Data records for software interfaces
::::

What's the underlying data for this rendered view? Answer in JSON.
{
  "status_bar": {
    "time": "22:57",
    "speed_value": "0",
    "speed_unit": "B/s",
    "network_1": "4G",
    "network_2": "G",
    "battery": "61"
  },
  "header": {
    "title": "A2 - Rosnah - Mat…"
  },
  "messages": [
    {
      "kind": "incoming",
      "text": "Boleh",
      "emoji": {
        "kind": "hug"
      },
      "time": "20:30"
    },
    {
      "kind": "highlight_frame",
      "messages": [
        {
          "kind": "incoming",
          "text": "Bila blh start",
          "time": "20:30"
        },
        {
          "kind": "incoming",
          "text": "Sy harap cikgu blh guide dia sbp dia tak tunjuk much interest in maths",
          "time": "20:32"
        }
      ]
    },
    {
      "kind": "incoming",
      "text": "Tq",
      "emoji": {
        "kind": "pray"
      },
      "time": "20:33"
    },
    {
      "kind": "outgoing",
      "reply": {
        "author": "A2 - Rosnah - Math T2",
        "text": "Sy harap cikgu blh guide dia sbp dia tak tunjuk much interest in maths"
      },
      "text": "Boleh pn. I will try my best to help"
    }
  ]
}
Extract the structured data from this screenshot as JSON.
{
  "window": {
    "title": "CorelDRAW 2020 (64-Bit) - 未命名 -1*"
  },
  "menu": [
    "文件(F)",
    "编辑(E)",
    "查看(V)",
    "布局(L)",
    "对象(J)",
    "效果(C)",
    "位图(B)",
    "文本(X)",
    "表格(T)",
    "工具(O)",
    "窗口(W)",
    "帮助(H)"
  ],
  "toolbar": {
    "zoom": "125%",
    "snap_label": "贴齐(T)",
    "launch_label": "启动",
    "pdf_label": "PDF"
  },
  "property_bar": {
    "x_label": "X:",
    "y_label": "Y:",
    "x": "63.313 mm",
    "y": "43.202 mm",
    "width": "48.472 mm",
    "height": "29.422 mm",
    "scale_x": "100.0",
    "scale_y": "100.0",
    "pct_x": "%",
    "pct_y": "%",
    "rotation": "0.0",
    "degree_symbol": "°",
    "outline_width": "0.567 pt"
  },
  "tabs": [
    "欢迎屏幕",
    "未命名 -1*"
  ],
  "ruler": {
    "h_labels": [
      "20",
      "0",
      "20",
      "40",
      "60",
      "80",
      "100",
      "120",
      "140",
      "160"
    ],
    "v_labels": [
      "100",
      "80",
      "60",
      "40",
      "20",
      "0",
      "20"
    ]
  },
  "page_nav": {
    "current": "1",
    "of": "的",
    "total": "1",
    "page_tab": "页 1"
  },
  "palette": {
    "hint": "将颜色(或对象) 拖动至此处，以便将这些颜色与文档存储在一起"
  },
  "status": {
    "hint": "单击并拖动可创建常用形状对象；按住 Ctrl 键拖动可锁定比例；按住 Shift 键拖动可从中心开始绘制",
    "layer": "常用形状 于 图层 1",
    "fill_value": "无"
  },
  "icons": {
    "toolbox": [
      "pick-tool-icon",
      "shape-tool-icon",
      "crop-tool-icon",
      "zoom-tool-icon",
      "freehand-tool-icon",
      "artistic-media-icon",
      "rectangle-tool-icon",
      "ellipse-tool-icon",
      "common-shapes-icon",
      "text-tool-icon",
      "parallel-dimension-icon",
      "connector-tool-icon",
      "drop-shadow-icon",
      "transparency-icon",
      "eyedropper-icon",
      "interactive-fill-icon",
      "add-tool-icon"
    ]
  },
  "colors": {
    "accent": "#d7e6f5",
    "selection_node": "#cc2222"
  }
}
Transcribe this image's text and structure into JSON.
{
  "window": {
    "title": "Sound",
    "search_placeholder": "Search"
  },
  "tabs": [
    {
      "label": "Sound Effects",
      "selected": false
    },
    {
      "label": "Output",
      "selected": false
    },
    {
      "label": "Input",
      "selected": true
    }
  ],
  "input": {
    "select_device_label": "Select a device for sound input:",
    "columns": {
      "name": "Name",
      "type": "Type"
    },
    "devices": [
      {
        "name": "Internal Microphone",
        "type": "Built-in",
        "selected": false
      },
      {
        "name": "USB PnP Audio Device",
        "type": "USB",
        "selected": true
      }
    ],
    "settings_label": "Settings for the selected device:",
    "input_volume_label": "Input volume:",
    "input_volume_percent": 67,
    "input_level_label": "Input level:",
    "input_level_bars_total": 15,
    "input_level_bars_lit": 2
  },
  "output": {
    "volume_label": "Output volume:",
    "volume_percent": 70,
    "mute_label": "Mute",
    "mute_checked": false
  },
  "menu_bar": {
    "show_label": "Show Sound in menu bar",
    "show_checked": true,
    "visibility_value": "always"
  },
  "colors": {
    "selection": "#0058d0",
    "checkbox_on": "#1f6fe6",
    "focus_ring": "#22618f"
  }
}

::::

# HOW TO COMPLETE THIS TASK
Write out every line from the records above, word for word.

# RESULT
What's the underlying data for this rendered view? Answer in JSON.
{
  "status_bar": {
    "time": "22:57",
    "speed_value": "0",
    "speed_unit": "B/s",
    "network_1": "4G",
    "network_2": "G",
    "battery": "61"
  },
  "header": {
    "title": "A2 - Rosnah - Mat…"
  },
  "messages": [
    {
      "kind": "incoming",
      "text": "Boleh",
      "emoji": {
        "kind": "hug"
      },
      "time": "20:30"
    },
    {
      "kind": "highlight_frame",
      "messages": [
        {
          "kind": "incoming",
          "text": "Bila blh start",
          "time": "20:30"
        },
        {
          "kind": "incoming",
          "text": "Sy harap cikgu blh guide dia sbp dia tak tunjuk much interest in maths",
          "time": "20:32"
        }
      ]
    },
    {
      "kind": "incoming",
      "text": "Tq",
      "emoji": {
        "kind": "pray"
      },
      "time": "20:33"
    },
    {
      "kind": "outgoing",
      "reply": {
        "author": "A2 - Rosnah - Math T2",
        "text": "Sy harap cikgu blh guide dia sbp dia tak tunjuk much interest in maths"
      },
      "text": "Boleh pn. I will try my best to help"
    }
  ]
}
Extract the structured data from this screenshot as JSON.
{
  "window": {
    "title": "CorelDRAW 2020 (64-Bit) - 未命名 -1*"
  },
  "menu": [
    "文件(F)",
    "编辑(E)",
    "查看(V)",
    "布局(L)",
    "对象(J)",
    "效果(C)",
    "位图(B)",
    "文本(X)",
    "表格(T)",
    "工具(O)",
    "窗口(W)",
    "帮助(H)"
  ],
  "toolbar": {
    "zoom": "125%",
    "snap_label": "贴齐(T)",
    "launch_label": "启动",
    "pdf_label": "PDF"
  },
  "property_bar": {
    "x_label": "X:",
    "y_label": "Y:",
    "x": "63.313 mm",
    "y": "43.202 mm",
    "width": "48.472 mm",
    "height": "29.422 mm",
    "scale_x": "100.0",
    "scale_y": "100.0",
    "pct_x": "%",
    "pct_y": "%",
    "rotation": "0.0",
    "degree_symbol": "°",
    "outline_width": "0.567 pt"
  },
  "tabs": [
    "欢迎屏幕",
    "未命名 -1*"
  ],
  "ruler": {
    "h_labels": [
      "20",
      "0",
      "20",
      "40",
      "60",
      "80",
      "100",
      "120",
      "140",
      "160"
    ],
    "v_labels": [
      "100",
      "80",
      "60",
      "40",
      "20",
      "0",
      "20"
    ]
  },
  "page_nav": {
    "current": "1",
    "of": "的",
    "total": "1",
    "page_tab": "页 1"
  },
  "palette": {
    "hint": "将颜色(或对象) 拖动至此处，以便将这些颜色与文档存储在一起"
  },
  "status": {
    "hint": "单击并拖动可创建常用形状对象；按住 Ctrl 键拖动可锁定比例；按住 Shift 键拖动可从中心开始绘制",
    "layer": "常用形状 于 图层 1",
    "fill_value": "无"
  },
  "icons": {
    "toolbox": [
      "pick-tool-icon",
      "shape-tool-icon",
      "crop-tool-icon",
      "zoom-tool-icon",
      "freehand-tool-icon",
      "artistic-media-icon",
      "rectangle-tool-icon",
      "ellipse-tool-icon",
      "common-shapes-icon",
      "text-tool-icon",
      "parallel-dimension-icon",
      "connector-tool-icon",
      "drop-shadow-icon",
      "transparency-icon",
      "eyedropper-icon",
      "interactive-fill-icon",
      "add-tool-icon"
    ]
  },
  "colors": {
    "accent": "#d7e6f5",
    "selection_node": "#cc2222"
  }
}
Transcribe this image's text and structure into JSON.
{
  "window": {
    "title": "Sound",
    "search_placeholder": "Search"
  },
  "tabs": [
    {
      "label": "Sound Effects",
      "selected": false
    },
    {
      "label": "Output",
      "selected": false
    },
    {
      "label": "Input",
      "selected": true
    }
  ],
  "input": {
    "select_device_label": "Select a device for sound input:",
    "columns": {
      "name": "Name",
      "type": "Type"
    },
    "devices": [
      {
        "name": "Internal Microphone",
        "type": "Built-in",
        "selected": false
      },
      {
        "name": "USB PnP Audio Device",
        "type": "USB",
        "selected": true
      }
    ],
    "settings_label": "Settings for the selected device:",
    "input_volume_label": "Input volume:",
    "input_volume_percent": 67,
    "input_level_label": "Input level:",
    "input_level_bars_total": 15,
    "input_level_bars_lit": 2
  },
  "output": {
    "volume_label": "Output volume:",
    "volume_percent": 70,
    "mute_label": "Mute",
    "mute_checked": false
  },
  "menu_bar": {
    "show_label": "Show Sound in menu bar",
    "show_checked": true,
    "visibility_value": "always"
  },
  "colors": {
    "selection": "#0058d0",
    "checkbox_on": "#1f6fe6",
    "focus_ring": "#22618f"
  }
}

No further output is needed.